New for 2023 is the HVAC conversion project. This project details removing an oil or gas furnace and replacing it with an electric heat pump that is appropriate for the climate zone. The CVV report shows that not only is this a popular project, but it also offers an exceptionally high return on investment (104%).
The trend toward home electrification has been gaining momentum in recent years. According to recent Energy Information Administration (EIA) data, electricity has surpassed natural gas as the largest residential energy source, with space conditioning accounting for the highest proportion of home energy use.
The EIA also reports that a growing proportion of the electricity generated in the U.S. is coming from renewable sources. Expanding this proportion while reducing fossil fuel emissions is viewed as a viable solution to reducing greenhouse gas emissions and alleviating climate change.
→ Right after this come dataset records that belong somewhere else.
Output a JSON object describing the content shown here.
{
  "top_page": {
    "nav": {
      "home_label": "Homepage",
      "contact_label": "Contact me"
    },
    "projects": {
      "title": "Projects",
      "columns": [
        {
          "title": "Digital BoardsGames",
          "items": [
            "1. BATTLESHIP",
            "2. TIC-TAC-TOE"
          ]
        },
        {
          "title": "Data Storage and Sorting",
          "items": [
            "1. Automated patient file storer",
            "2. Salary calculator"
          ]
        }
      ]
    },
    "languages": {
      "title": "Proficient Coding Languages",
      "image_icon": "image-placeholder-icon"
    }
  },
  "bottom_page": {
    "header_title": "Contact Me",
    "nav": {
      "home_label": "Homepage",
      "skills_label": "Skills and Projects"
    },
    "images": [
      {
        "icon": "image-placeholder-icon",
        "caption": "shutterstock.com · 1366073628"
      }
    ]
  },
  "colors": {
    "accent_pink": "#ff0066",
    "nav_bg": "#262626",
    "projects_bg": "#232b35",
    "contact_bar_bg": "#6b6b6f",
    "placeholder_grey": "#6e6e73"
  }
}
However, climate warming is not the only issue driving the push toward electrification. Energy independence, which the war in Ukraine has brought into sharp focus, is also a growing concern for which electrification offers a solution.
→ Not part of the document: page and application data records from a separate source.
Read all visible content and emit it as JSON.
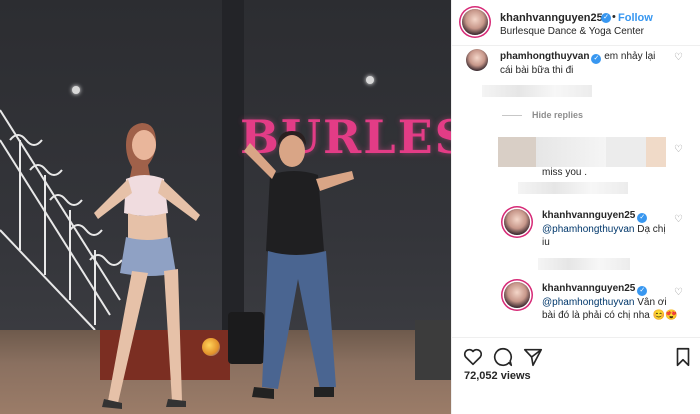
{
  "video": {
    "sign_text": "BURLESQ"
  },
  "post": {
    "username": "khanhvannguyen25",
    "follow_label": "Follow",
    "location": "Burlesque Dance & Yoga Center",
    "dot": "•",
    "verified_glyph": "✓"
  },
  "comments": {
    "c1_user": "phamhongthuyvan",
    "c1_text": "em nhảy lại cái bài bữa thi đi",
    "hide_replies": "Hide replies",
    "c2_text": "miss you .",
    "r1_user": "khanhvannguyen25",
    "r1_mention": "@phamhongthuyvan",
    "r1_text": "Dạ chị iu",
    "r2_user": "khanhvannguyen25",
    "r2_mention": "@phamhongthuyvan",
    "r2_text": "Vân ơi bài đó là phải có chị nha 😊😍",
    "heart_glyph": "♡"
  },
  "actions": {
    "views": "72,052 views"
  },
  "colors": {
    "accent": "#3897f0",
    "sign": "#e33c86",
    "text": "#262626",
    "muted": "#8e8e8e"
  }
}
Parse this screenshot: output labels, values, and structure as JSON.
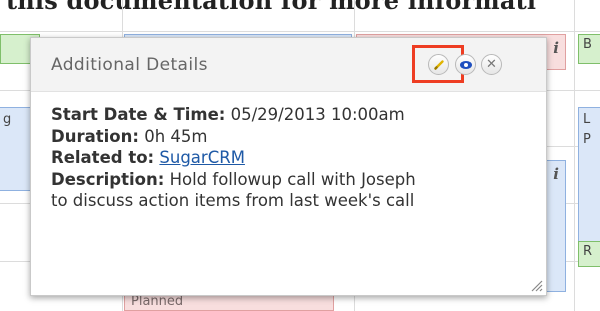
{
  "doc": {
    "heading": "this documentation for more informati"
  },
  "calendar": {
    "events": [
      {
        "label": "i"
      },
      {
        "label": "B"
      },
      {
        "label": "g"
      },
      {
        "label": "L"
      },
      {
        "label": "P"
      },
      {
        "label": "i"
      },
      {
        "label": "R"
      },
      {
        "label": "Planned"
      }
    ]
  },
  "popup": {
    "title": "Additional Details",
    "fields": {
      "start_label": "Start Date & Time:",
      "start_value": "05/29/2013 10:00am",
      "duration_label": "Duration:",
      "duration_value": "0h 45m",
      "related_label": "Related to:",
      "related_value": "SugarCRM",
      "description_label": "Description:",
      "description_line1": "Hold followup call with Joseph",
      "description_line2": "to discuss action items from last week's call"
    },
    "buttons": {
      "edit_icon": "pencil-icon",
      "view_icon": "eye-icon",
      "close_icon": "close-icon"
    },
    "highlight_color": "#ee3d22"
  }
}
Independent from global problems, heat pumps have grown in popularity because they provide both heating and cooling. The conversion from a furnace or boiler to a heat pump provides the added value of summertime cooling without a separate air conditioner. New inverter technology has also made heat pumps viable for heating in northern states, erasing the discomfort problems that previously plagued their use in cold climates.
A Roiling Economy
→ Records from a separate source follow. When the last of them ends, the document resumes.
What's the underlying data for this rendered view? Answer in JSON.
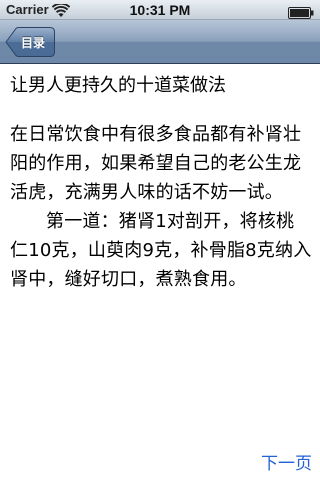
{
  "status_bar": {
    "carrier": "Carrier",
    "time": "10:31 PM",
    "wifi_icon": "wifi-icon",
    "battery_icon": "battery-icon"
  },
  "nav_bar": {
    "back_label": "目录",
    "back_icon": "back-chevron-button"
  },
  "article": {
    "title": "让男人更持久的十道菜做法",
    "paragraphs": [
      "在日常饮食中有很多食品都有补肾壮阳的作用，如果希望自己的老公生龙活虎，充满男人味的话不妨一试。",
      "第一道：猪肾1对剖开，将核桃仁10克，山萸肉9克，补骨脂8克纳入肾中，缝好切口，煮熟食用。"
    ]
  },
  "footer": {
    "next_label": "下一页"
  },
  "colors": {
    "nav_bar": "#6d87a8",
    "link": "#2461d6"
  }
}
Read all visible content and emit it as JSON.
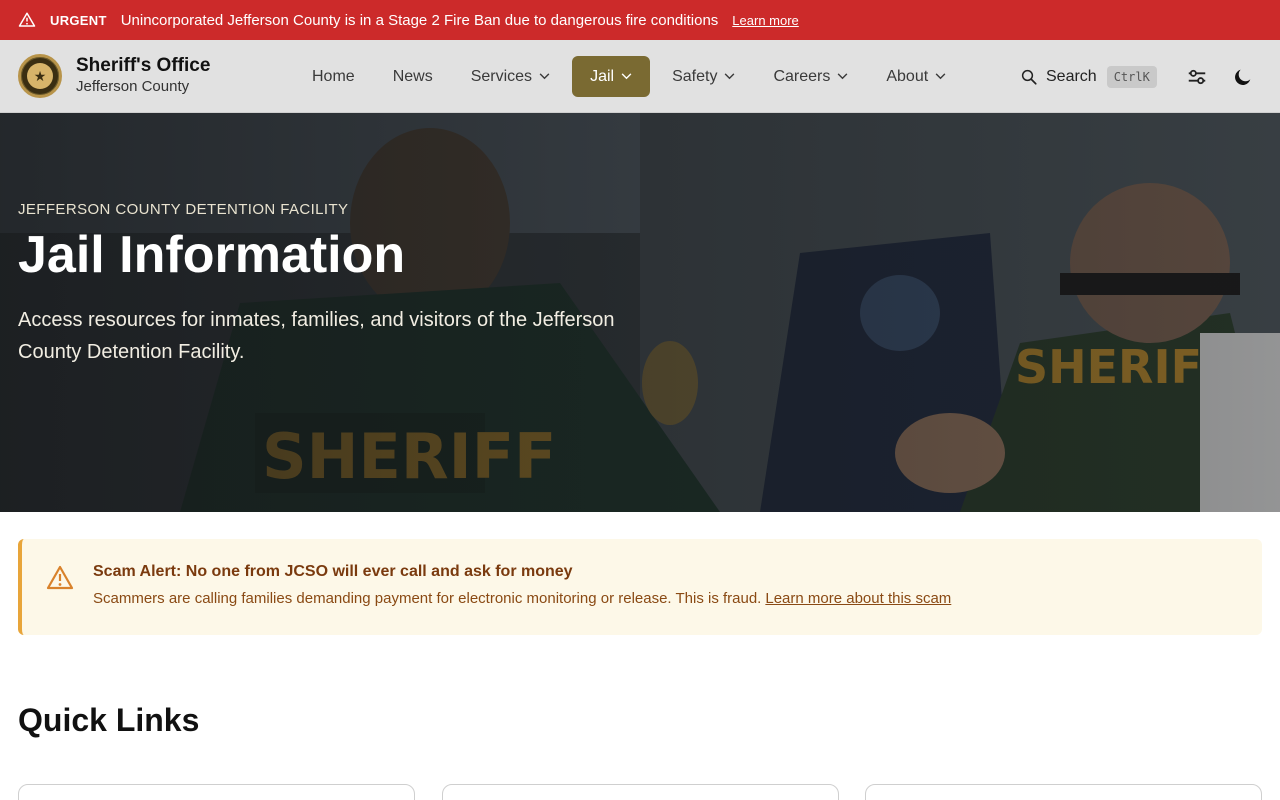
{
  "urgent_banner": {
    "tag": "URGENT",
    "message": "Unincorporated Jefferson County is in a Stage 2 Fire Ban due to dangerous fire conditions",
    "link": "Learn more",
    "icon": "warning-triangle-icon"
  },
  "header": {
    "title": "Sheriff's Office",
    "subtitle": "Jefferson County",
    "nav": [
      {
        "label": "Home",
        "dropdown": false
      },
      {
        "label": "News",
        "dropdown": false
      },
      {
        "label": "Services",
        "dropdown": true
      },
      {
        "label": "Jail",
        "dropdown": true,
        "active": true
      },
      {
        "label": "Safety",
        "dropdown": true
      },
      {
        "label": "Careers",
        "dropdown": true
      },
      {
        "label": "About",
        "dropdown": true
      }
    ],
    "search_label": "Search",
    "search_shortcut": "CtrlK"
  },
  "hero": {
    "eyebrow": "JEFFERSON COUNTY DETENTION FACILITY",
    "title": "Jail Information",
    "description": "Access resources for inmates, families, and visitors of the Jefferson County Detention Facility."
  },
  "scam_alert": {
    "title": "Scam Alert: No one from JCSO will ever call and ask for money",
    "body": "Scammers are calling families demanding payment for electronic monitoring or release. This is fraud.",
    "link": "Learn more about this scam"
  },
  "quick_links": {
    "title": "Quick Links"
  },
  "colors": {
    "urgent_red": "#cc2a2a",
    "nav_active": "#7a6a32",
    "alert_border": "#e8a53a",
    "alert_bg": "#fdf8e8"
  }
}
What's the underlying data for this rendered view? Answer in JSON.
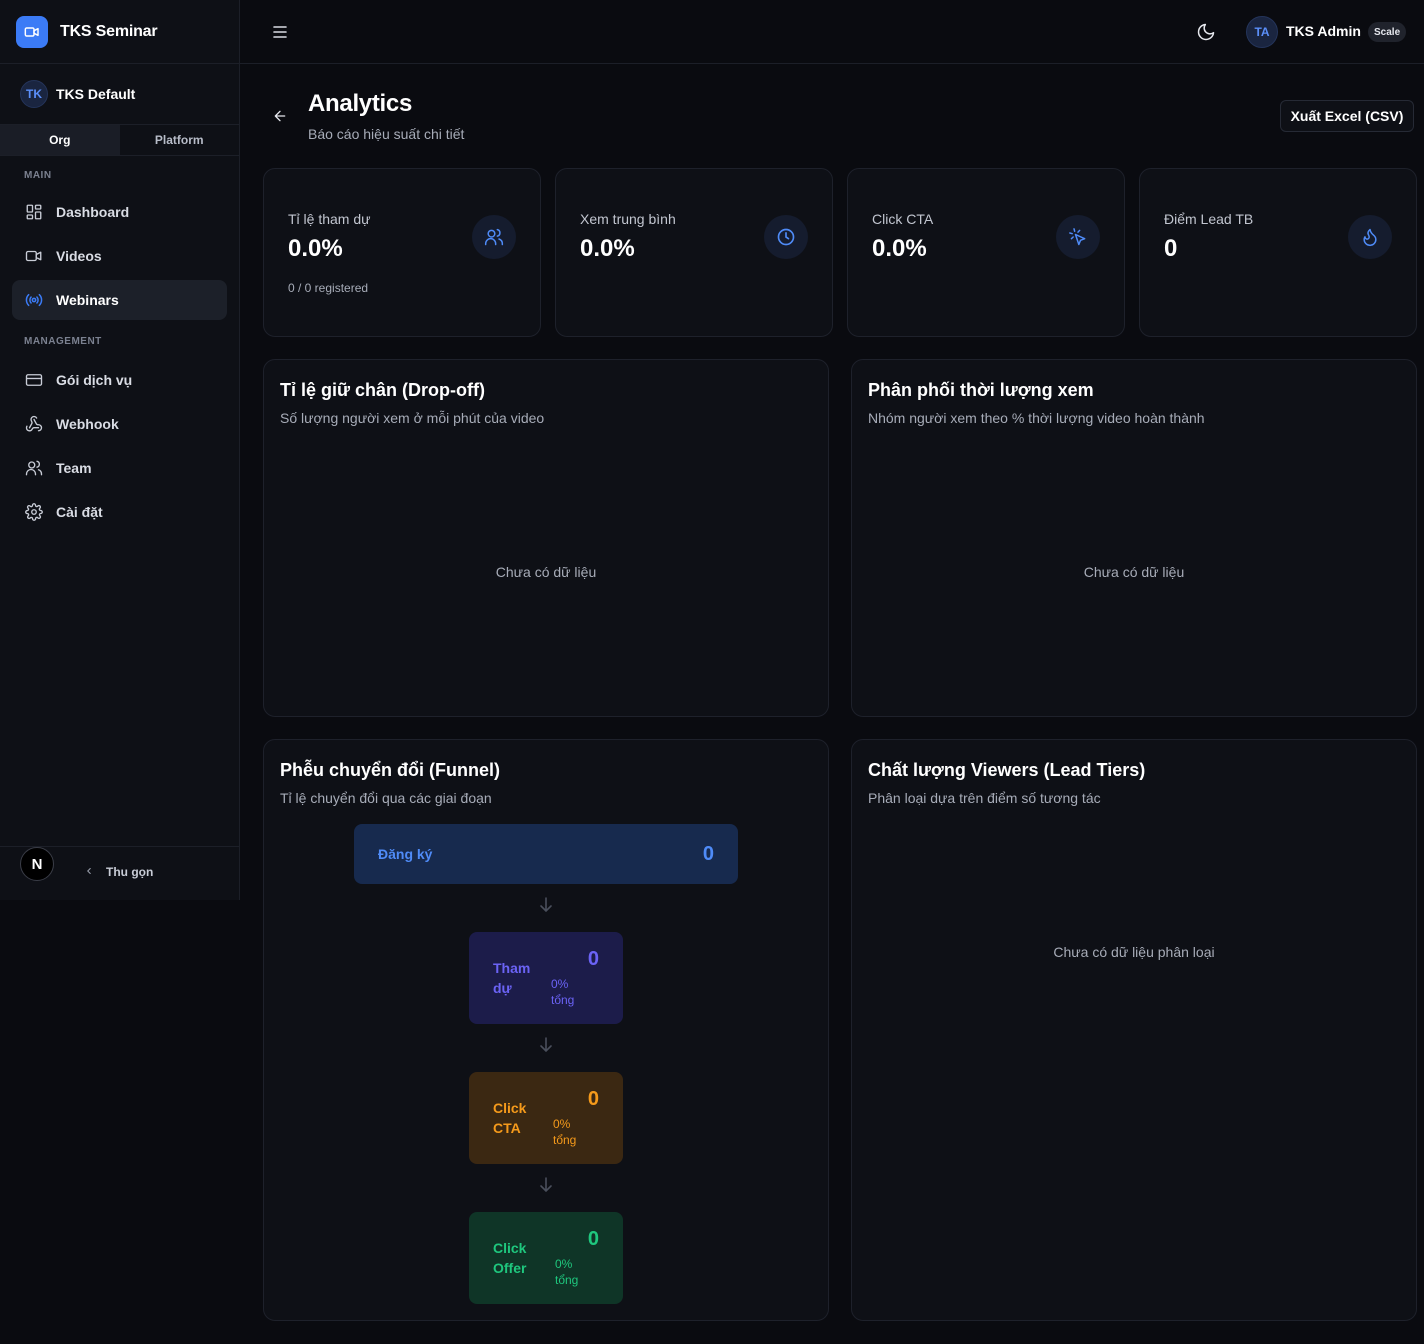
{
  "brand": {
    "name": "TKS Seminar",
    "icon": "video-camera-icon"
  },
  "org": {
    "initials": "TK",
    "name": "TKS Default"
  },
  "scope_tabs": [
    {
      "label": "Org",
      "active": true
    },
    {
      "label": "Platform",
      "active": false
    }
  ],
  "sidebar": {
    "main_label": "MAIN",
    "main_items": [
      {
        "label": "Dashboard",
        "icon": "grid-icon",
        "active": false
      },
      {
        "label": "Videos",
        "icon": "video-icon",
        "active": false
      },
      {
        "label": "Webinars",
        "icon": "broadcast-icon",
        "active": true
      }
    ],
    "management_label": "MANAGEMENT",
    "management_items": [
      {
        "label": "Gói dịch vụ",
        "icon": "credit-card-icon"
      },
      {
        "label": "Webhook",
        "icon": "webhook-icon"
      },
      {
        "label": "Team",
        "icon": "users-icon"
      },
      {
        "label": "Cài đặt",
        "icon": "settings-icon"
      }
    ],
    "collapse_label": "Thu gọn",
    "footer_logo": "N"
  },
  "topbar": {
    "user_initials": "TA",
    "user_name": "TKS Admin",
    "plan": "Scale"
  },
  "header": {
    "title": "Analytics",
    "subtitle": "Báo cáo hiệu suất chi tiết",
    "export_label": "Xuất Excel (CSV)"
  },
  "stats": [
    {
      "label": "Tỉ lệ tham dự",
      "value": "0.0%",
      "note": "0 / 0 registered",
      "icon": "users-icon"
    },
    {
      "label": "Xem trung bình",
      "value": "0.0%",
      "note": "",
      "icon": "clock-icon"
    },
    {
      "label": "Click CTA",
      "value": "0.0%",
      "note": "",
      "icon": "cursor-click-icon"
    },
    {
      "label": "Điểm Lead TB",
      "value": "0",
      "note": "",
      "icon": "flame-icon"
    }
  ],
  "panels": {
    "dropoff": {
      "title": "Tỉ lệ giữ chân (Drop-off)",
      "subtitle": "Số lượng người xem ở mỗi phút của video",
      "empty": "Chưa có dữ liệu"
    },
    "distribution": {
      "title": "Phân phối thời lượng xem",
      "subtitle": "Nhóm người xem theo % thời lượng video hoàn thành",
      "empty": "Chưa có dữ liệu"
    },
    "funnel": {
      "title": "Phễu chuyển đổi (Funnel)",
      "subtitle": "Tỉ lệ chuyển đổi qua các giai đoạn",
      "steps": [
        {
          "label": "Đăng ký",
          "value": "0",
          "pct": "",
          "color": "#4f8bf7"
        },
        {
          "label": "Tham dự",
          "value": "0",
          "pct": "0% tổng",
          "color": "#6b63f5"
        },
        {
          "label": "Click CTA",
          "value": "0",
          "pct": "0% tổng",
          "color": "#f59a1b"
        },
        {
          "label": "Click Offer",
          "value": "0",
          "pct": "0% tổng",
          "color": "#1fc77e"
        }
      ]
    },
    "lead_tiers": {
      "title": "Chất lượng Viewers (Lead Tiers)",
      "subtitle": "Phân loại dựa trên điểm số tương tác",
      "empty": "Chưa có dữ liệu phân loại"
    }
  },
  "colors": {
    "accent": "#3b7bf6",
    "background": "#0a0b10",
    "card": "#0e1016"
  }
}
The most noticeable trend in the 2023 CVV report has been the plunge in the overall ROI numbers. While the projects with the highest returns have edged over 100%, those at the lower end of the ROI range have dropped well below 50%, with the overall cost–value ratio down to 34.8%, the lowest in the history of the report. The previous low for the CVV (a ratio of value over cost) was 56.8% in 2011–12, on the heels of the Great Recession.
Todd Tomalak, who leads Zonda’s Building Product Research and Advisory Practice, reminds us that, for the 2023 CVV report, Realtors were surveyed in Q4 2022 at what was unquestionably the nadir of the real estate market. Mortgage rates were rising while inflation was surging, and real estate sales were falling. “It was the darkest hour of 2022 and for real estate in a decade,” Tomalak explained. “But it provides an important perspective to capture. We learn what projects maintain a premium to homebuyers when times are tough, and they can’t afford everything on their wish list.”
The chart above showing regional variations reveals wide differences in cost and value (one startling example is the entry door replacement project). Tomalak believes these fluctuations are likely driven by a combination of resolving supply-chain backlogs plus housing markets cooling at very different rates—a sign of a turning market where not all the markets are at the same stage. “We have seen this sort of pricing data emerge several other times; it is usually a phenomenon that occurs in ‘inflection’ points around business cycles (in this case, the housing cycle),” Tomalak explains. “The volatility that we are seeing in building product costs (and housing) since 2020 had more outliers in price/cost data than any time over the last 70 prior years cumulatively.” Tomalak says this has occurred at other times when there were severe whipsaws and product shortages (he cites WWII, the 1910s, and the 1920s as examples). These were markets where the fundamentals of supply and demand were distorted in some major way, and thereby the range and volatility of pricing were markedly inconsistent, Tomalak says.